Exercise description
Set down the entries below once more, precisely as they stand.

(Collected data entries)
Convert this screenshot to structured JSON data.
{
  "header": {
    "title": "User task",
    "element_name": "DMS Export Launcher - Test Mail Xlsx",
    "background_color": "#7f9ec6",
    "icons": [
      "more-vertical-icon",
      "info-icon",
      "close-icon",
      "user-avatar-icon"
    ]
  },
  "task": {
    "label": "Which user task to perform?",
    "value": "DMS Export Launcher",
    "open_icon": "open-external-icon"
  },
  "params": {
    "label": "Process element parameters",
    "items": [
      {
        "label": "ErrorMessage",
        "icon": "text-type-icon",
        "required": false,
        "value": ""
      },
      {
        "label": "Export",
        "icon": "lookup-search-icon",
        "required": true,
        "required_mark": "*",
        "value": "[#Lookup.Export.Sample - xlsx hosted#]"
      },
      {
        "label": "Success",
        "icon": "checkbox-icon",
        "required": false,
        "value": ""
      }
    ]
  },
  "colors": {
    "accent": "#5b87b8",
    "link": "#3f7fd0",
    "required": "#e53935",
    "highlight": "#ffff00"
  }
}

Reply to the exercise
Convert this screenshot to structured JSON data.
{
  "header": {
    "title": "User task",
    "element_name": "DMS Export Launcher - Test Mail Xlsx",
    "background_color": "#7f9ec6",
    "icons": [
      "more-vertical-icon",
      "info-icon",
      "close-icon",
      "user-avatar-icon"
    ]
  },
  "task": {
    "label": "Which user task to perform?",
    "value": "DMS Export Launcher",
    "open_icon": "open-external-icon"
  },
  "params": {
    "label": "Process element parameters",
    "items": [
      {
        "label": "ErrorMessage",
        "icon": "text-type-icon",
        "required": false,
        "value": ""
      },
      {
        "label": "Export",
        "icon": "lookup-search-icon",
        "required": true,
        "required_mark": "*",
        "value": "[#Lookup.Export.Sample - xlsx hosted#]"
      },
      {
        "label": "Success",
        "icon": "checkbox-icon",
        "required": false,
        "value": ""
      }
    ]
  },
  "colors": {
    "accent": "#5b87b8",
    "link": "#3f7fd0",
    "required": "#e53935",
    "highlight": "#ffff00"
  }
}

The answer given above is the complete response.